In Viktor: A Steampunk Adventure you play a wild boar called Viktor who has just been sacked from his job as street cleaner, and therefore quite understandably decides to go and depose the Emperor of the Austro-Hungarian Empire instead of just looking for another job. In this game all the people are animals, and you meet many famous people along the way – Klimpt, Tesla, Freud, and more. Classical music (with the occasional jazz piece) plays in the background and as you go through the game you collect different records, which you can change at any time. The characters babble incoherently but extremely expressively, which helps give the game an extra level of charm.

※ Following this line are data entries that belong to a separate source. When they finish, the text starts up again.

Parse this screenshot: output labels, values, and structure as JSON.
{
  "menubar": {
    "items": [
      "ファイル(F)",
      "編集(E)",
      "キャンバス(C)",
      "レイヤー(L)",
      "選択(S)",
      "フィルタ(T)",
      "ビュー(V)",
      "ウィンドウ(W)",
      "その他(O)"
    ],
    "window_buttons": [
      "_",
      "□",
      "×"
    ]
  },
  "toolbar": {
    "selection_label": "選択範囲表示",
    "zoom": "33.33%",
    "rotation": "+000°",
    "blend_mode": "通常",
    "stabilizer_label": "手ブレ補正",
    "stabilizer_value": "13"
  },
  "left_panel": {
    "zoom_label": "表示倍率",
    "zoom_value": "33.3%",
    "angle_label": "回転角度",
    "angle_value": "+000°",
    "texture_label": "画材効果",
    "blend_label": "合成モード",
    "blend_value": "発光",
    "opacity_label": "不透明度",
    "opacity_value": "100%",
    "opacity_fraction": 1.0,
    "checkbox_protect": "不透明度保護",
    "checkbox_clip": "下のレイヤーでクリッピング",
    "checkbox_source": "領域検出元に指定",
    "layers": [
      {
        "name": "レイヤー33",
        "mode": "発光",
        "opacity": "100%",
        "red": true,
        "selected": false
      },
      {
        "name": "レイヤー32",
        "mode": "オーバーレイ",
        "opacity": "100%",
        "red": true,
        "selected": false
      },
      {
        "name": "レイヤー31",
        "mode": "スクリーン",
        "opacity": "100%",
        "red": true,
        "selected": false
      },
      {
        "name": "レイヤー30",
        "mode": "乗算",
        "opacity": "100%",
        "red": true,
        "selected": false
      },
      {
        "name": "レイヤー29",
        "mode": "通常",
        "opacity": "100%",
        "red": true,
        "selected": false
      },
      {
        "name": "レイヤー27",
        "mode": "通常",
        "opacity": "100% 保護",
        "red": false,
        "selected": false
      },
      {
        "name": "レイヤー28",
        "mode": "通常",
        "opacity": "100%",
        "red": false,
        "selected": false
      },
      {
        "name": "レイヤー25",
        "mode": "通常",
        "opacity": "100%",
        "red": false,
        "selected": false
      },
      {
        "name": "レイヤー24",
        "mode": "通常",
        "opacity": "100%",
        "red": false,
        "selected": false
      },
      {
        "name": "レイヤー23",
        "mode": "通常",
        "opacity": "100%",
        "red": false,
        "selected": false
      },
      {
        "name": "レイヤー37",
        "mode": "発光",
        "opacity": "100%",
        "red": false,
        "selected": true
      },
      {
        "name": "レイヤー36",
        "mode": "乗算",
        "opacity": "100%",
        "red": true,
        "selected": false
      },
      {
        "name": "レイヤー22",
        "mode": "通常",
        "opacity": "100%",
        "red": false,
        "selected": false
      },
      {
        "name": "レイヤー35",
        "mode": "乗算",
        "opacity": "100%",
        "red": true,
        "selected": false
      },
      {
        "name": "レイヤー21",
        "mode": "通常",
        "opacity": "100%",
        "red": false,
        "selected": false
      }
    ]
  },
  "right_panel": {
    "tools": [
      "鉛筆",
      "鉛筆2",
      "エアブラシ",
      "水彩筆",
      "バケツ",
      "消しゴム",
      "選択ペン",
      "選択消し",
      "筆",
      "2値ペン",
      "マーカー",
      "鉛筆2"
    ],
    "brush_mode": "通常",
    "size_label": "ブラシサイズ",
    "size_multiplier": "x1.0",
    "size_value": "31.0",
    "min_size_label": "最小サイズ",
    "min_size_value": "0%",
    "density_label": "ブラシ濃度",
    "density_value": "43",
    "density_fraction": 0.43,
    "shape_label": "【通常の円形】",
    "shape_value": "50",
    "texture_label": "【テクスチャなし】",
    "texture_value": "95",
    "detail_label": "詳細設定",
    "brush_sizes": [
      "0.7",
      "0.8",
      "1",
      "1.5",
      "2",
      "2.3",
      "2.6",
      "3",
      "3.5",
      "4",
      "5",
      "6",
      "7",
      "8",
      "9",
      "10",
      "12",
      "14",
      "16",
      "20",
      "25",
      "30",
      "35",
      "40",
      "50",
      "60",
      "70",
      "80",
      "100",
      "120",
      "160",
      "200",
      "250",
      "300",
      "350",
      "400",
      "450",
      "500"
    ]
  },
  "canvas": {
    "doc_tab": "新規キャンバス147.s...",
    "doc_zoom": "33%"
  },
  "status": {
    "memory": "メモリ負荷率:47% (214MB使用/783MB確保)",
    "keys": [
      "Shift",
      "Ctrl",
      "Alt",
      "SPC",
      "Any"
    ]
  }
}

The graphics are a lovely style and you soon get used to looking at all the action taking place within a circle. There are not a huge number of locations in this point and click adventure game, which has a play time of around 3 hours, but most locations are very puzzle-heavy, with a large number of challenges to overcome. The puzzles are many and varied, and include some really good ideas. The game is not very hard although there are a number of puzzles that present a decent challenge, and you can always call your mate Martin for hints, though he seems to be out of his mind most of the time and his hints aren’t always helpful. Early on the the game there is a major puzzle that can be solved 3 different ways, but this is the exception rather than the rule, the game is mostly very linear.
There is a bit of toilet humour in one location particularly and the whole game is very politically incorrect – racial stereotypes abound, in line with Viktor’s personality - but the whole thing is generally presented with a crazy abandon rather than any attempt to shock or appall. If you’re particularly sensitive this may not be the game for you. It’s the craziness that really shines through in this game though, the humour, the willingness to just smash through accepted social norms via a player character who, after all, will randomly go around shouting at and kicking things if you give him half a chance.
Viktor is a raving lunatic, although perhaps so much of a lunatic that he’s come out of the other side into a dangerous kind of pseudo-sanity. He often made me laugh, as did many other things in the game. You get to swap between two characters later in the game, though I felt this was perhaps not utilised quite as much as it could have been.
In short if you want something with a unique style, with puzzles that are genuinely satisfying to solve, and that will likely have you laughing out loud a few times, Viktor: A Steampunk Adventure definitely fits the bill.